Skip to main content

Addressing Flu Myths and Misconceptions

Published on December 1, 2020

flu vaccine myths

Below are some common myths and misconceptions about the flu vaccine. The following information is provided by the Centers for Disease Control and Prevention (CDC):


Can the flu vaccine give me the flu?

No, flu vaccines cannot cause flu illness. Flu shots are made with either inactivated (killed) viruses or with only a single protein from the flu virus. The nasal spray vaccine contains live viruses that are weakened so that they will not cause illness.


Why do some people not feel well after getting a flu vaccine?

Some people may have mild side effects after getting a flu vaccination. If these reactions occur, they usually begin soon after vaccination and are mild and short-lived. The most common reactions people have to flu vaccines are considerably less severe than the symptoms caused by the actual flu.


I received a flu vaccine, but I had flu symptoms weeks or months later. Why?

There are many reasons why someone might get flu symptoms even after they have been vaccinated against the flu.

  • Some people can become sick from other respiratory viruses that are not influenza.
  • People can be exposed to flu viruses shortly before getting vaccinated or during the two-week period after vaccination that it takes the body to develop immune protection.
  • Some people may have been exposed to a flu virus that is different from the viruses the vaccine is designed to protect against.
  • Flu vaccines vary in how well they work, and some people who get vaccinated still get sick.


Is it too late to get a flu vaccine after Thanksgiving?

No. Vaccination can still be beneficial as long as flu viruses are circulating.
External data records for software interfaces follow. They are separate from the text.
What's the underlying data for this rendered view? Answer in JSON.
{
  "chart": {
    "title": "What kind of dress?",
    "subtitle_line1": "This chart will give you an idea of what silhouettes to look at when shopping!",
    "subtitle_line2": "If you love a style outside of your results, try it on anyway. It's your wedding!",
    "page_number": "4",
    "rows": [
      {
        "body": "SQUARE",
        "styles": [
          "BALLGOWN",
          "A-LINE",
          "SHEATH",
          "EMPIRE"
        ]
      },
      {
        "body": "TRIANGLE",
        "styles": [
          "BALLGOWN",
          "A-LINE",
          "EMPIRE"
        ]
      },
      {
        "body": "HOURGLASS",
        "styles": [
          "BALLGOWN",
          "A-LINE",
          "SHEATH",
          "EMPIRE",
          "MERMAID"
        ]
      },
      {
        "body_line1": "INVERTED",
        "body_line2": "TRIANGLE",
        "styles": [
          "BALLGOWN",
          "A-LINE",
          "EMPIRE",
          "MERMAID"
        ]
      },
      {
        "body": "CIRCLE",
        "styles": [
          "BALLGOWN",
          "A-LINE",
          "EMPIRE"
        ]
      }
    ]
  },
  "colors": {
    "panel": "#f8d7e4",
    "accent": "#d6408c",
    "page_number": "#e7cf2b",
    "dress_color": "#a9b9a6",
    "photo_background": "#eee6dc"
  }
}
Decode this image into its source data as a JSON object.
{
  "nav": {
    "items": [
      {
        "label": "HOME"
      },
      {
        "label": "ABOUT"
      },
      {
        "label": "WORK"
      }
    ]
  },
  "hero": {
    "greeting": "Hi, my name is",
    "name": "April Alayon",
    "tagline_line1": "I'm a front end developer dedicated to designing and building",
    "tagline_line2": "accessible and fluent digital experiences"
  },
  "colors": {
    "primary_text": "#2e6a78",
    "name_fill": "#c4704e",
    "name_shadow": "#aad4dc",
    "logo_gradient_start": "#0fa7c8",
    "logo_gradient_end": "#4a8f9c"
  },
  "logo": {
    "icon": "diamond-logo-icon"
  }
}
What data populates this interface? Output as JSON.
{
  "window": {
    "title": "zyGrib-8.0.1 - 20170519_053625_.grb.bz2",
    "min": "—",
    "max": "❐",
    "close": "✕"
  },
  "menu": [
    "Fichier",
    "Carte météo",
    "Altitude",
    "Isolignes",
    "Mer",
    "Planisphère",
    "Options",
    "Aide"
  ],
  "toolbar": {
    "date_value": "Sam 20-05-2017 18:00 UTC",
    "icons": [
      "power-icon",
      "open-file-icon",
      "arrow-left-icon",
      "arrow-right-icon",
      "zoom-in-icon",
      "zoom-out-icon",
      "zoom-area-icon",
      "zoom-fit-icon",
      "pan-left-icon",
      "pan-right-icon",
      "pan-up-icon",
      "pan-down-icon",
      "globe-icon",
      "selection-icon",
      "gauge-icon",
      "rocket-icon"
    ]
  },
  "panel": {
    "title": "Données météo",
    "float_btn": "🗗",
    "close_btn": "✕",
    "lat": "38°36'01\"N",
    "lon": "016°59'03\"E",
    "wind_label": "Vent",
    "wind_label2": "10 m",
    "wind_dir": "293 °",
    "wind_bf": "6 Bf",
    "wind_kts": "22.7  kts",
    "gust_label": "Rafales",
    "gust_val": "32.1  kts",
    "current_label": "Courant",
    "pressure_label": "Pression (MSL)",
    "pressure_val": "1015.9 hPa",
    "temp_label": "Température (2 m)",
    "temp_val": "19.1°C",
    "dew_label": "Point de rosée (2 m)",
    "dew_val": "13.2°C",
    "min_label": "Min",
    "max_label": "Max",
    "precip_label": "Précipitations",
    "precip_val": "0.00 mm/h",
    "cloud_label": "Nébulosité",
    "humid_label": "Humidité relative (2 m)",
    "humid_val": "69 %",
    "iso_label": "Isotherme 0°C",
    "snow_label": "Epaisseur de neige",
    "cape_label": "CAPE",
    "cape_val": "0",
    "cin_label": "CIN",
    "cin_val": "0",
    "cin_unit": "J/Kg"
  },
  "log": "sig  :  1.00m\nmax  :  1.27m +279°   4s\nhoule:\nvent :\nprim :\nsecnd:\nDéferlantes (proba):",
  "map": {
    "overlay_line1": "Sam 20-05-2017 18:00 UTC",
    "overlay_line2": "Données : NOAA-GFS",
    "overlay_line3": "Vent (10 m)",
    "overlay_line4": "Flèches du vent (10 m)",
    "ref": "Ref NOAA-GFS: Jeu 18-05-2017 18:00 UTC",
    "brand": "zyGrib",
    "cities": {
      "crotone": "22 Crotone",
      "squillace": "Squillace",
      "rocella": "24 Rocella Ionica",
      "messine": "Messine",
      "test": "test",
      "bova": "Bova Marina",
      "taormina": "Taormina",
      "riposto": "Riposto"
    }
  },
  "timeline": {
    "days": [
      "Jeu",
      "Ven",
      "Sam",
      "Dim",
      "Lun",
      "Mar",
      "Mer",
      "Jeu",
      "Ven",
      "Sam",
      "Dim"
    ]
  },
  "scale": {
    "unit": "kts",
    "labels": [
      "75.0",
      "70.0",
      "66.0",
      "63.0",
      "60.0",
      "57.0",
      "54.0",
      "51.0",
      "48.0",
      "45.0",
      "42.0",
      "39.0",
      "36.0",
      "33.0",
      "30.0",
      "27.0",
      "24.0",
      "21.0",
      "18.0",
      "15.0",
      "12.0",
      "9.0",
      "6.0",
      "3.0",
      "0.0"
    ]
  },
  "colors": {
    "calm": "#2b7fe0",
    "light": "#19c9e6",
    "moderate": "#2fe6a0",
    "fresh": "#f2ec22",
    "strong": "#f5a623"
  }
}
Getting a flu vaccine can still beneficial in December or later. Seasonal flu disease usually peaks between December and March most years, but disease can occur as late as May.

To learn more, visit

Found in: Influenza Wellness